Go through the material below, find each line with the word "subtitle", and copy those lines.

» **Records supplied**

· · · · · · ·

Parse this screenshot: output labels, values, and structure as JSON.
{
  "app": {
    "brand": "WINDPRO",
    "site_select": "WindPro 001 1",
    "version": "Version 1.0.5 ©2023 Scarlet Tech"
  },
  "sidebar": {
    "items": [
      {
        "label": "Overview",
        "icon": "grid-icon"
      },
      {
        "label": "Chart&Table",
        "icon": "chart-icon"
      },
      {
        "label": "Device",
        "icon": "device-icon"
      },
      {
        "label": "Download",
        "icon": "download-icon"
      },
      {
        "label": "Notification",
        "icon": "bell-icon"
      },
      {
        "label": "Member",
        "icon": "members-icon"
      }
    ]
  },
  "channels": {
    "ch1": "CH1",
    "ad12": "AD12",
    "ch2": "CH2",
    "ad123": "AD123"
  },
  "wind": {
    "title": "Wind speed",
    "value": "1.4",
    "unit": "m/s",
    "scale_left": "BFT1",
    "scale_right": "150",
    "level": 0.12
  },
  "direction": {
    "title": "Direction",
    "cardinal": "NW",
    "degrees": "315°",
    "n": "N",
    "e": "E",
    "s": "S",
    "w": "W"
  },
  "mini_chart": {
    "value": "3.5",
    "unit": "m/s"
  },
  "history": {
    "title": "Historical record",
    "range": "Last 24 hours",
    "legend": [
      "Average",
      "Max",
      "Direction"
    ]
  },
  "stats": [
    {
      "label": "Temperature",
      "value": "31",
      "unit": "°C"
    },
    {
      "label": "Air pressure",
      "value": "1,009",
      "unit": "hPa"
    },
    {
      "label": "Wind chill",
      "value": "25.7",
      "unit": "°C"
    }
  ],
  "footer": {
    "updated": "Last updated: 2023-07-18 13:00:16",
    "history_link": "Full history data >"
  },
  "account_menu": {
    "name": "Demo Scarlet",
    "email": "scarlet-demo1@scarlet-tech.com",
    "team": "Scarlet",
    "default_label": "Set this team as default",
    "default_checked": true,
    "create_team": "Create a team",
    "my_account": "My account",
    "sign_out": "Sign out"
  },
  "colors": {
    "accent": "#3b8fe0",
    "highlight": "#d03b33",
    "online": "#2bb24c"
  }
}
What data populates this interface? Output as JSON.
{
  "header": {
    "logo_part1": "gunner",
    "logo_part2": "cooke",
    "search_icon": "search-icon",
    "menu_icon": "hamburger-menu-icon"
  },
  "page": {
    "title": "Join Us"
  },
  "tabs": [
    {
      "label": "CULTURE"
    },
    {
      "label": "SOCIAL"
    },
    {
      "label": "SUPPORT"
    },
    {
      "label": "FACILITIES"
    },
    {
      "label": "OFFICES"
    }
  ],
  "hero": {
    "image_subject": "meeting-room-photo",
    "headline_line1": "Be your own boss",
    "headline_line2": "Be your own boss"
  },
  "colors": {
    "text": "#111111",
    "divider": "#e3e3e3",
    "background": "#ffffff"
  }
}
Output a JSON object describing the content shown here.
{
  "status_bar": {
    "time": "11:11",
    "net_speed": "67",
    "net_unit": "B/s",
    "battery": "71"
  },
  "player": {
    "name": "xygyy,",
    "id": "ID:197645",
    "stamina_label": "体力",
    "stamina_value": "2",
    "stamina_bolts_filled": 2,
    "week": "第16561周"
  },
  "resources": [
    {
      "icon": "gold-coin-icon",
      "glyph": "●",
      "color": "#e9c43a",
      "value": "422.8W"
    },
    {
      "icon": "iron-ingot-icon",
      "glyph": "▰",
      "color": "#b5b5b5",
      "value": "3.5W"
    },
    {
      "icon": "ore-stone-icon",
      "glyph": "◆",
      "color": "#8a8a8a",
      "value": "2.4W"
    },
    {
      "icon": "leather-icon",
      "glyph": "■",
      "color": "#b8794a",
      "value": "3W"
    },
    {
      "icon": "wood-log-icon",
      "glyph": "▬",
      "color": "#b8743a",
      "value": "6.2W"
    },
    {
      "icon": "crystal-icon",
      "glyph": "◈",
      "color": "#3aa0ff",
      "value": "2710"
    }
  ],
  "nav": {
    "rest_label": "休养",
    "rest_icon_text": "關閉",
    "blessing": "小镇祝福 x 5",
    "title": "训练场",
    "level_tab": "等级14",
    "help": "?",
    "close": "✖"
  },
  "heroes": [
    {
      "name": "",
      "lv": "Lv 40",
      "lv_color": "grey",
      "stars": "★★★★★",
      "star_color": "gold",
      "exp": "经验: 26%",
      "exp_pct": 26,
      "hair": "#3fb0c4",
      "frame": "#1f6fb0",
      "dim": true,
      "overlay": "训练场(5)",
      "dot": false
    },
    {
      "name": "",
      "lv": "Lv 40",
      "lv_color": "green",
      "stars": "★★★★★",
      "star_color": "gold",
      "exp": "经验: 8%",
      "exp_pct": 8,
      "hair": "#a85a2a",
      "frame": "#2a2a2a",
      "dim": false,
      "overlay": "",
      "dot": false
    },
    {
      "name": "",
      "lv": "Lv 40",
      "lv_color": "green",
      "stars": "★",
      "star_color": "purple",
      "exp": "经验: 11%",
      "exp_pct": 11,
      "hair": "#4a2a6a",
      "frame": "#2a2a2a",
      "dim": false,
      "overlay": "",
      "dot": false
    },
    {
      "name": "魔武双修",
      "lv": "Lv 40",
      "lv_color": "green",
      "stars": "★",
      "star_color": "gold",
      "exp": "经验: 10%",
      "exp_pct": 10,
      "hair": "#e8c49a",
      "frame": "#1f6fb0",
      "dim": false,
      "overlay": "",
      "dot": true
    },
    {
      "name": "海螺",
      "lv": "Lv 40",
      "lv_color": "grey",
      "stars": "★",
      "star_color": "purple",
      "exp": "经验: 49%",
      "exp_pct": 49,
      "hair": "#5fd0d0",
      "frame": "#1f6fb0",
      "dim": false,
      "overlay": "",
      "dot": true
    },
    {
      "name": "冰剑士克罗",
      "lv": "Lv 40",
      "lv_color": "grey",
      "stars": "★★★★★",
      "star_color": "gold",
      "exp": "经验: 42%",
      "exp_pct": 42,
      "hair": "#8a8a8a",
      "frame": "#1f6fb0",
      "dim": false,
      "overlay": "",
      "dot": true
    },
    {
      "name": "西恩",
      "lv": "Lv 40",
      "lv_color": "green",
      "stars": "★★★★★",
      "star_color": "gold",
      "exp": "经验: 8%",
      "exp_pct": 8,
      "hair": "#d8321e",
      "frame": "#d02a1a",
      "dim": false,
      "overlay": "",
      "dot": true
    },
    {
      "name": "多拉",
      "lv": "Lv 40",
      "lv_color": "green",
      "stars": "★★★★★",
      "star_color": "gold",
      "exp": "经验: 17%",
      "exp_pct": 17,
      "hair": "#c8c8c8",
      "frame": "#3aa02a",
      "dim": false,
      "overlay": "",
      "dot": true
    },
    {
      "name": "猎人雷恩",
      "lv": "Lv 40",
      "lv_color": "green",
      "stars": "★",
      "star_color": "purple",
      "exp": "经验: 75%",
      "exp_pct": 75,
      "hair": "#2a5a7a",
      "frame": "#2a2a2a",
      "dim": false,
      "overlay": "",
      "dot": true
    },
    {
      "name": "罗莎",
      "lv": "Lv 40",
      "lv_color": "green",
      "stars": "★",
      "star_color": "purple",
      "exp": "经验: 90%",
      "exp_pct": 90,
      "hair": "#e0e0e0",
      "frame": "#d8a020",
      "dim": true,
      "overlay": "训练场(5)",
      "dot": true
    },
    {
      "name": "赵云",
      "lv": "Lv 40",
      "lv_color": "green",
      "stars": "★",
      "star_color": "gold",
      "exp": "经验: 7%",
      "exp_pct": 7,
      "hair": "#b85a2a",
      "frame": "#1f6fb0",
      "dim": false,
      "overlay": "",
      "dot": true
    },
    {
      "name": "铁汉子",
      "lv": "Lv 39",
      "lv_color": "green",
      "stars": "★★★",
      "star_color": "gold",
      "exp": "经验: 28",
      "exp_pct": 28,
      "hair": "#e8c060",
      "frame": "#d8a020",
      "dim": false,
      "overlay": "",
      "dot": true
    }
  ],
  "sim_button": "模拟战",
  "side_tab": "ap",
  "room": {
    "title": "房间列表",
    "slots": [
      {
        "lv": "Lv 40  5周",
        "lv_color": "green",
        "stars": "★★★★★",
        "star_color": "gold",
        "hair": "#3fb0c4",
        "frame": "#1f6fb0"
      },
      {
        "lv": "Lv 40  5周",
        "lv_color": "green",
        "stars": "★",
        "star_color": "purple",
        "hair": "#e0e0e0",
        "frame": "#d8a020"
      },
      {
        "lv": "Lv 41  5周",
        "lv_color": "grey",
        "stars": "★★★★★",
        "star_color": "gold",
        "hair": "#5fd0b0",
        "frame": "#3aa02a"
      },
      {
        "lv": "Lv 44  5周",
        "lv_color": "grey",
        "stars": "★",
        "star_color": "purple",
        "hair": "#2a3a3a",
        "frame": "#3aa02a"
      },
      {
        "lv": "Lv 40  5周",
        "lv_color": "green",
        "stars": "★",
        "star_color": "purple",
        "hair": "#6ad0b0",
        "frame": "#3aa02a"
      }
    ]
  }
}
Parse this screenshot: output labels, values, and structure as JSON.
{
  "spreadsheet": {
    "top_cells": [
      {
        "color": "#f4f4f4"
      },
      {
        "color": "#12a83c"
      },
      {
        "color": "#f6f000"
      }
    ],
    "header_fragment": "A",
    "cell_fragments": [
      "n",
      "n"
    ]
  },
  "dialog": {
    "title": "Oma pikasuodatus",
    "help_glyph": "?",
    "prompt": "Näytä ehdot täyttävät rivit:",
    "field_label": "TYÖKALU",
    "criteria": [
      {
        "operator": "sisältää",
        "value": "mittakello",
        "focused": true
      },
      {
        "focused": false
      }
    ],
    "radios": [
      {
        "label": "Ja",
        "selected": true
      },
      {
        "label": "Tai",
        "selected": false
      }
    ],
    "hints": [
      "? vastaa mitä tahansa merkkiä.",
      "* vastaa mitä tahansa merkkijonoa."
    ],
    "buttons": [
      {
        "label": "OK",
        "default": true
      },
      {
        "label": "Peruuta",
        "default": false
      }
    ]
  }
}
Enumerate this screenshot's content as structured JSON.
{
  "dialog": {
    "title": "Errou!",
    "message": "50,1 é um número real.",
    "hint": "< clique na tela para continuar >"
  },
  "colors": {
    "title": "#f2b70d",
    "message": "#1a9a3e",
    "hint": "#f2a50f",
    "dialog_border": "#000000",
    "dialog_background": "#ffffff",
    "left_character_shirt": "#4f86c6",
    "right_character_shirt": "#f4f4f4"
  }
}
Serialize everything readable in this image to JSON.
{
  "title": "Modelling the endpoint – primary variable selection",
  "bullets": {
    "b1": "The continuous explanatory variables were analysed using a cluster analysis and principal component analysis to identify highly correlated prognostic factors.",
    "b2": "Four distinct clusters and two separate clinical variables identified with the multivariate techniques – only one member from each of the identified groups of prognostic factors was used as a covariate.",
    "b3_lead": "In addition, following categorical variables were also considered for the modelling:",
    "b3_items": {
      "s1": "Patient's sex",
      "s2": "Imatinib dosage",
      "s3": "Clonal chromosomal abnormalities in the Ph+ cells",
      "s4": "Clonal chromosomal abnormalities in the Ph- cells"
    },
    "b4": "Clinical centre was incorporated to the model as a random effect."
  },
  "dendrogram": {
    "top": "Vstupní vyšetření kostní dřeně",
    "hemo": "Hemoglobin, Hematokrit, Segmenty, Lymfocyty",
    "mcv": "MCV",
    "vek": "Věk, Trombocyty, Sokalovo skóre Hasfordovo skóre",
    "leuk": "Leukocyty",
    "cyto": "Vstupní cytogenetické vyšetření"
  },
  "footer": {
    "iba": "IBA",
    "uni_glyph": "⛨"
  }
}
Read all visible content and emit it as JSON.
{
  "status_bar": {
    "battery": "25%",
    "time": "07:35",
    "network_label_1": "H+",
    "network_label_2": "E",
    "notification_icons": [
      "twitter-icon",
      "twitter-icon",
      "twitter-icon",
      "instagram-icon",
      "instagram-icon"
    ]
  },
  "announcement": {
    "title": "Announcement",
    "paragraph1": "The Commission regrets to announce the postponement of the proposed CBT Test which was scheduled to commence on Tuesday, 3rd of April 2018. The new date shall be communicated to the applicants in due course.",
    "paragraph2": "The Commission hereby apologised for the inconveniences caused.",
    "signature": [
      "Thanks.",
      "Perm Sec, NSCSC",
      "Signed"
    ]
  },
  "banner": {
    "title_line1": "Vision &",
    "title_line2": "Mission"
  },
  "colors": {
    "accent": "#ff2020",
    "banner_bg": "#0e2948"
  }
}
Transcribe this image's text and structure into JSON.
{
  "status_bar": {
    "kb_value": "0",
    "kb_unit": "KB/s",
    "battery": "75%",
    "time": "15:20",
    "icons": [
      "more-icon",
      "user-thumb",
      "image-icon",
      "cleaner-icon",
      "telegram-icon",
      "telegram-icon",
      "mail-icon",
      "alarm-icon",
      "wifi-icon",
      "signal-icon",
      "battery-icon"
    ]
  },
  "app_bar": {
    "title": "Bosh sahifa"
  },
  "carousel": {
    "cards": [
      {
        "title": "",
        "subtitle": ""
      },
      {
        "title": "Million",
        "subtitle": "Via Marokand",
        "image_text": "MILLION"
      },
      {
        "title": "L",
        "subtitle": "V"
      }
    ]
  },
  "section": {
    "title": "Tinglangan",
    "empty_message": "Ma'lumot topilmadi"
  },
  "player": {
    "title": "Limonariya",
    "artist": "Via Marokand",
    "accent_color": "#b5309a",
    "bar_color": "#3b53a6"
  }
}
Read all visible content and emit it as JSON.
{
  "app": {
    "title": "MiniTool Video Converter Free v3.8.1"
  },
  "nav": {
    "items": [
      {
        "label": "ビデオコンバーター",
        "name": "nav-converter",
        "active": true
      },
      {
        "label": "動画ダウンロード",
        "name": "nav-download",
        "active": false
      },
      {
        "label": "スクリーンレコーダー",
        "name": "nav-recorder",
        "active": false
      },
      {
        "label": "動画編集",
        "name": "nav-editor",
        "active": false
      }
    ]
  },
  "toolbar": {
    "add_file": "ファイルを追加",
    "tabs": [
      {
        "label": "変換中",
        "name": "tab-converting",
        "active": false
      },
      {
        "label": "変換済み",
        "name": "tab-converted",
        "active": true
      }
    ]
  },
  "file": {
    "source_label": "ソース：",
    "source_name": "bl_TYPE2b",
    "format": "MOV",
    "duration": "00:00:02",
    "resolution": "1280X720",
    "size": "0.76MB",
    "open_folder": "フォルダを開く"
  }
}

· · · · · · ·

» **Solved exercise**
        "subtitle": ""
        "subtitle": "Via Marokand",
        "subtitle": "V"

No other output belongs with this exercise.